Because I would like to play go in a “manual” way but don’t have someone here to play with me, I thought about creating a electronic board that is as close as possible to a tradtional wooden non-electronic one.
And I wonder, if not anyone has done this already before? So I have seen solutions with image recognizing and roboters putting stones somewhere, but what I think of is this:
A normal wooden board (lets say its a 9x9 for beginners like me and because its less effort to start with building)
drill holes by around 7-8 mm to each cross point
create a combination of a photo sensor at the top and a rgb LED beneath it and put it all in a silicon enclosing (for example). So that is the very much tricky part of course, the idea is that you have for each crossing a sensor/led combination somehow.
the next tricky part would be to do arrange all the cables etc. beneath the board and connect it to a raspberry pie for example
However, tl;dr in the end you have a wooden board, with a photosensor at each crossing and a transparent ring that can turn to any color. When you put a stone on a field, the sensor should recognize it and the computer can show you the place where you should place your opponents stone with the light ring. (or it could give you hints where to put yours, count areas etc. whatever)
I guess it would take a lot of effort to build this in a good way and I personally would also be happy if I could buy something like that But I haven found any projects or products like it, I guess the software part is very simple (using already existing go KIs). But building it, yeah maybe great with someone who has more experience and knowledge than I do. Maybe there area already electronic solutions for photosensor/led combinations or whatever… (update: it seems to be possible to use LEDs in both ways, as sensor and lighter, that would make everything much more easy)
As already noted, I think at least a couple of commercially released products like this exist.
However, I think an interesting alternative way to implement something like this could remove the need to make a custom board altogether, and instead allow the user to use whatever standard board they wish. This could be done by using a camera and some sort of light projector (maybe just a steerable laser beam). The camera would read the board to detect moves made by the user and the light projector would highlight the spot of the opponent’s move.
I’m definitely not envisioning a noisy projector (like the kind used to display a movie), but rather just some sort of simply system to shine a point of light onto the board. This could be realized by a steerable laser pointer, or maybe with some other sort of spot light that could focus a narrow enough beam to high just a single point on the board.
I think that registering the board position from a camera could be doable even with the camera off to the side looking at the board from an angle (similar to the viewpoint of the human players), so this might even be achievable with a webcam mounted on top of a laptop, as a sort of simple initial prototype. This prototype might even initially forgo the indicator laser, and rely on some other way to indicate the move like an (optional) audio and/or visual alert on the laptop.
Having the custom hardware of a smart board might be convenient, but these products are also quite expensive owing to their complexity and low volume. Further, I wonder how flexible they will be for connecting to other servers and Go bots, if they might require proprietary software. Are there any commercial electronic Go boards out there that can connect to OGS? Or the latest version of KataGo?

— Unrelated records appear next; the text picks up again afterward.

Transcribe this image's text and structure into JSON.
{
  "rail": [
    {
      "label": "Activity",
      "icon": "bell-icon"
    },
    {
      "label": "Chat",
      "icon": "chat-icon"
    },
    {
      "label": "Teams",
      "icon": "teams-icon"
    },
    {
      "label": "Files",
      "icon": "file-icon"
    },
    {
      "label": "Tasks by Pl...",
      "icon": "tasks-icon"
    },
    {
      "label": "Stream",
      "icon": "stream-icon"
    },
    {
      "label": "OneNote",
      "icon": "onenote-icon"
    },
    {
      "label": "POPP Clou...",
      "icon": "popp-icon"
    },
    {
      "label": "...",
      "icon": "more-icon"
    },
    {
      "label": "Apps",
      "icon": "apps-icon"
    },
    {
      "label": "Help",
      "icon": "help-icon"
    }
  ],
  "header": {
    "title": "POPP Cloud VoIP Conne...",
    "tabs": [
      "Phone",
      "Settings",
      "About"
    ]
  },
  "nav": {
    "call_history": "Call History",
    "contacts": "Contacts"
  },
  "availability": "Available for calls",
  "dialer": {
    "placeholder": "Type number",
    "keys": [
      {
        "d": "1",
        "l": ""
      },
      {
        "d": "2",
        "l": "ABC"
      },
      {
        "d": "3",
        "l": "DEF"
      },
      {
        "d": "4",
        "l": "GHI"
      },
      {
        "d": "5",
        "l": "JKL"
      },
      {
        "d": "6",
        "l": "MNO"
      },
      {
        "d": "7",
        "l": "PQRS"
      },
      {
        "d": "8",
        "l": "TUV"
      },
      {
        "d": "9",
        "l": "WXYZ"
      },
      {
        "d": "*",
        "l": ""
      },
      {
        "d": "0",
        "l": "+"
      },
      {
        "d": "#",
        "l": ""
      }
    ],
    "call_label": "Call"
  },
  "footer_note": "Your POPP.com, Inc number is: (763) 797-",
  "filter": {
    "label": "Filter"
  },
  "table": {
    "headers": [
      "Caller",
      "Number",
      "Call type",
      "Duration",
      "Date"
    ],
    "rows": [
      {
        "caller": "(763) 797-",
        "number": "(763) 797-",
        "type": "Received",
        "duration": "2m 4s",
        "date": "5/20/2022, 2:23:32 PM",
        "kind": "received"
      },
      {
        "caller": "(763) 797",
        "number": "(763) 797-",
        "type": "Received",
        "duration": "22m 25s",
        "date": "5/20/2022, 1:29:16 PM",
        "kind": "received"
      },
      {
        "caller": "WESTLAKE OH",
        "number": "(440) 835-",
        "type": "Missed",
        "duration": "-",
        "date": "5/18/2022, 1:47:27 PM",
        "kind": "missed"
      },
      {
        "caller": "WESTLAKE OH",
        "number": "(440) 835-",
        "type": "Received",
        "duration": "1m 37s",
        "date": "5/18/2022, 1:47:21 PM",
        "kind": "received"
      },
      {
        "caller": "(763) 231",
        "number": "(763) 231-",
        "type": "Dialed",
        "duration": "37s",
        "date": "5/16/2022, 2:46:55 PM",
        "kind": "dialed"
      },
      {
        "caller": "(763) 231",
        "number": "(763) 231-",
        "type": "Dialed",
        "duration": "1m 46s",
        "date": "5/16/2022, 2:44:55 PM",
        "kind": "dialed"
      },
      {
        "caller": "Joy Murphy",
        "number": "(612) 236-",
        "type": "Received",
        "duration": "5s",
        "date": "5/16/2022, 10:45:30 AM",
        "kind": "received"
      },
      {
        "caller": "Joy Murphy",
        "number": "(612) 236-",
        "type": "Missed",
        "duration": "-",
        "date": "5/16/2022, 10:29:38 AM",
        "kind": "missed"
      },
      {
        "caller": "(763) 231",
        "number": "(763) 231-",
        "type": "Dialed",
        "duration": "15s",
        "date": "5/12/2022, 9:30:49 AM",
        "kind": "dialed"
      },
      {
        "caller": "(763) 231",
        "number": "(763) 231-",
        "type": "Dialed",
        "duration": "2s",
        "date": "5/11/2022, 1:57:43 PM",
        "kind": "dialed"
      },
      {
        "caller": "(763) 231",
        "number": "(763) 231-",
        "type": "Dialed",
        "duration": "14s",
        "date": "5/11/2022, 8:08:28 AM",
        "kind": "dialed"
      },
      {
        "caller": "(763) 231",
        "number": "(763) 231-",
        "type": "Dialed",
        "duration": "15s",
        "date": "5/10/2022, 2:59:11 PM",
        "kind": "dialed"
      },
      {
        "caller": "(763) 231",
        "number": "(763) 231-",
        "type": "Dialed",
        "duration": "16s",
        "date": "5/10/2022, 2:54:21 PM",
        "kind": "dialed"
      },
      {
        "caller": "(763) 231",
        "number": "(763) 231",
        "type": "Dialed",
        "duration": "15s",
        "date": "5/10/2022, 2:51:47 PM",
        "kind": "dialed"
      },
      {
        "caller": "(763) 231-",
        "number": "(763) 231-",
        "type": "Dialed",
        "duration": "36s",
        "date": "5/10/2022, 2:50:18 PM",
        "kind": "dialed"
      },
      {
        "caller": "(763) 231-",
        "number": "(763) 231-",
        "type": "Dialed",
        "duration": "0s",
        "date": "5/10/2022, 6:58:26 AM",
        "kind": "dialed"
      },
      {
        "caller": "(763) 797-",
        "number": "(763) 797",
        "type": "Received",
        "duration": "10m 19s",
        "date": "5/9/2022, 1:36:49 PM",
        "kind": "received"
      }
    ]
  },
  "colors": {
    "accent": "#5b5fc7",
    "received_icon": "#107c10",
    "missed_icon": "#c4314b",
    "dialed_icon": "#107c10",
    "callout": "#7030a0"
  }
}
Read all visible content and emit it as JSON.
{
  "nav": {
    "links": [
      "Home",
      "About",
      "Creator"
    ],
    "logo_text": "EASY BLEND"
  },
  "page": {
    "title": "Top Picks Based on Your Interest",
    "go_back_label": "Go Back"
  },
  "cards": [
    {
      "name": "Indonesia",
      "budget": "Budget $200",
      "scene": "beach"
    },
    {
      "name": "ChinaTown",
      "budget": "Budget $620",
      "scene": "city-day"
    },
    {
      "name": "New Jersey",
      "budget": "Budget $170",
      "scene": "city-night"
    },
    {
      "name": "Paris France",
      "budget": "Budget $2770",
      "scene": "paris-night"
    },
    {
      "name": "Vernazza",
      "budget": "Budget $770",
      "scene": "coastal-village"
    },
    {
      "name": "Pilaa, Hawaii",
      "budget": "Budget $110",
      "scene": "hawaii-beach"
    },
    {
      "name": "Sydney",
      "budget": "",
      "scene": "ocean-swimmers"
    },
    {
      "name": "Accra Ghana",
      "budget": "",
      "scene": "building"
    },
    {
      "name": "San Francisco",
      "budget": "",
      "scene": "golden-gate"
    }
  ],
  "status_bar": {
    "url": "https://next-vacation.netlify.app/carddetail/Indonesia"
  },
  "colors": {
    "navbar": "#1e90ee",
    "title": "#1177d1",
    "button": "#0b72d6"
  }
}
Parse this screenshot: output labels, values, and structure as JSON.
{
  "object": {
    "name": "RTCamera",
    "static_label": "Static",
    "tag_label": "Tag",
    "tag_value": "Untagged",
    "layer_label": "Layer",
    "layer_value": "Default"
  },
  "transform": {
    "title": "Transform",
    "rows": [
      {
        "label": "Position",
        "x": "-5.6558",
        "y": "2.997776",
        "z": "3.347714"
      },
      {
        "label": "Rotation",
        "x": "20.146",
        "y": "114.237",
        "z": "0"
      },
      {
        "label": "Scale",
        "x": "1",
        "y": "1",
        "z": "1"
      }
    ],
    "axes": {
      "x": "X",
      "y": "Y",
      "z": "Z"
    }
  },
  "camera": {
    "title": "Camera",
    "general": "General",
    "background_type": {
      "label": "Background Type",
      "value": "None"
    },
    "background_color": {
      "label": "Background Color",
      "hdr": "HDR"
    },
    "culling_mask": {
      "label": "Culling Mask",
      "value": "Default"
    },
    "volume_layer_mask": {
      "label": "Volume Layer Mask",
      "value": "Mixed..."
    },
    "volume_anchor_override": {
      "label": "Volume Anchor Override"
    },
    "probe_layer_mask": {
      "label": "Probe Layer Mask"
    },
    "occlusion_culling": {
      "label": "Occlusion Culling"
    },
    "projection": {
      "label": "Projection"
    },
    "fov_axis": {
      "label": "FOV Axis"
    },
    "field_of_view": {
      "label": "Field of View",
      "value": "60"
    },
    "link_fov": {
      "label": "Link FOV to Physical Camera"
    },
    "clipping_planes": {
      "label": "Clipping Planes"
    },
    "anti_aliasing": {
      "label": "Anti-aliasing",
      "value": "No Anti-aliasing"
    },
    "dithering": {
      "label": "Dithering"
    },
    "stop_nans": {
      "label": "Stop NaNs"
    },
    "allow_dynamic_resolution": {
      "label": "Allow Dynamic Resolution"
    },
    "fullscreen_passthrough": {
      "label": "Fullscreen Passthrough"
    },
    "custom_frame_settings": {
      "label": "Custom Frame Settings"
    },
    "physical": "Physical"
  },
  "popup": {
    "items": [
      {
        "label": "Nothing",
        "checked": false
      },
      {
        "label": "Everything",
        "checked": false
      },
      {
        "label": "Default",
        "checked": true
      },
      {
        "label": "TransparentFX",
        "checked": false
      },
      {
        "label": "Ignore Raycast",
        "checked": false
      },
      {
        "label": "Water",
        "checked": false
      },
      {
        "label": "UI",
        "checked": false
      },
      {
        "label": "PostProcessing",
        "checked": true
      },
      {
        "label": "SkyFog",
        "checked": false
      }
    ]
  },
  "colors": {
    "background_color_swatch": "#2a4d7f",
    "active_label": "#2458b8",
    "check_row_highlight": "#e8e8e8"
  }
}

yes I guess there are several different approaches, I also thought about such a laser solution. But my approach would be to make it as analog as possible (or it should look like at least), and to keep it with the board only. So no gadgets like cameras and lasers around it, it should be transportable as well, even if its nice that you would be able to use this with any board without changing it.
Hi…I haven’t gone full DIY yet however so far my onboarding experience in this sort of gatherings/culture reflects what has been written in this post even down to the part about snarky regulars advising me to utilize the pursuit bar.
I found an interesting video from 2015, of Bram Vandenbon’s prototype electronic board. It’s not much to look at, but it shows that this idea was being considered.
As he said at the time:
During the past years I’ve come obsessed with the idea to build an electronic go board. That would be a board that exists of LEDs and push buttons (or maybe touch). Just a couple of weeks ago I made my first prototype and posted it on youtube. I guess I wasted a lot of time on this project without a real finished product.